Exercise >> Which lines of the records below contain the word "Rate"? Report each of them in full.

Exercise data >>
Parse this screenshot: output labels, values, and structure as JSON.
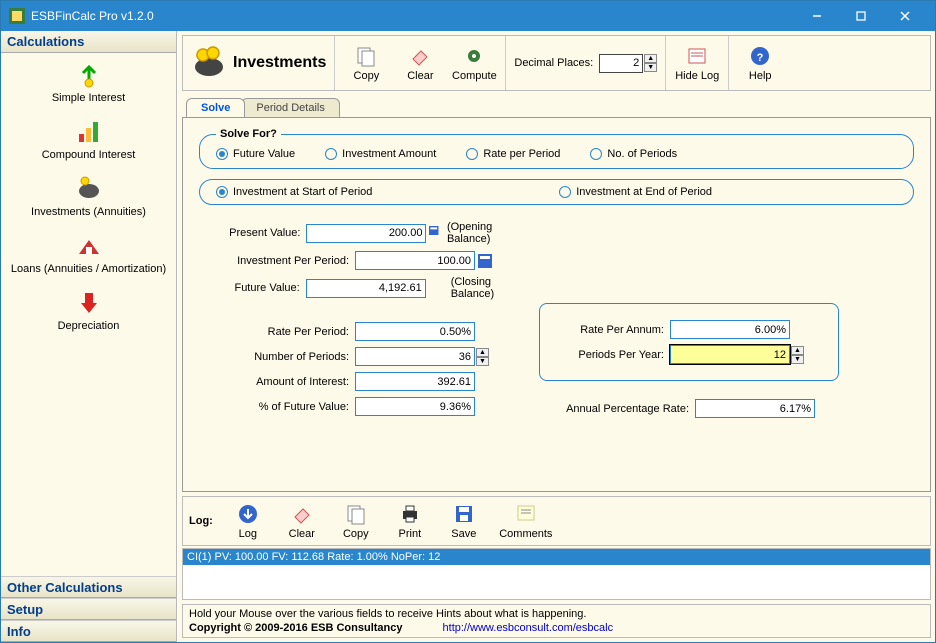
{
  "window": {
    "title": "ESBFinCalc Pro v1.2.0"
  },
  "sidebar": {
    "header": "Calculations",
    "items": [
      {
        "label": "Simple Interest"
      },
      {
        "label": "Compound Interest"
      },
      {
        "label": "Investments (Annuities)"
      },
      {
        "label": "Loans (Annuities / Amortization)"
      },
      {
        "label": "Depreciation"
      }
    ],
    "footer": [
      "Other Calculations",
      "Setup",
      "Info"
    ]
  },
  "toolbar": {
    "title": "Investments",
    "copy": "Copy",
    "clear": "Clear",
    "compute": "Compute",
    "decimal_label": "Decimal Places:",
    "decimal_value": "2",
    "hidelog": "Hide Log",
    "help": "Help"
  },
  "tabs": {
    "solve": "Solve",
    "period": "Period Details"
  },
  "solve": {
    "legend": "Solve For?",
    "radios": {
      "fv": "Future Value",
      "ia": "Investment Amount",
      "rpp": "Rate per Period",
      "nop": "No. of Periods"
    },
    "timing": {
      "start": "Investment at Start of Period",
      "end": "Investment at End of Period"
    },
    "fields": {
      "pv_label": "Present Value:",
      "pv": "200.00",
      "pv_hint": "(Opening Balance)",
      "ipp_label": "Investment Per Period:",
      "ipp": "100.00",
      "fv_label": "Future Value:",
      "fv": "4,192.61",
      "fv_hint": "(Closing Balance)",
      "rpp_label": "Rate Per Period:",
      "rpp": "0.50%",
      "nper_label": "Number of Periods:",
      "nper": "36",
      "aoi_label": "Amount of Interest:",
      "aoi": "392.61",
      "pofv_label": "% of Future Value:",
      "pofv": "9.36%",
      "rpa_label": "Rate Per Annum:",
      "rpa": "6.00%",
      "ppy_label": "Periods Per Year:",
      "ppy": "12",
      "apr_label": "Annual Percentage Rate:",
      "apr": "6.17%"
    }
  },
  "logbar": {
    "label": "Log:",
    "log": "Log",
    "clear": "Clear",
    "copy": "Copy",
    "print": "Print",
    "save": "Save",
    "comments": "Comments"
  },
  "log": {
    "line1": "CI(1) PV: 100.00 FV: 112.68 Rate: 1.00% NoPer: 12"
  },
  "status": {
    "hint": "Hold your Mouse over the various fields to receive Hints about what is happening.",
    "copyright": "Copyright © 2009-2016 ESB Consultancy",
    "url": "http://www.esbconsult.com/esbcalc"
  }
}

Written answer >>
      "rpp": "Rate per Period",
      "rpp_label": "Rate Per Period:",
      "rpa_label": "Rate Per Annum:",
      "apr_label": "Annual Percentage Rate:",
    "line1": "CI(1) PV: 100.00 FV: 112.68 Rate: 1.00% NoPer: 12"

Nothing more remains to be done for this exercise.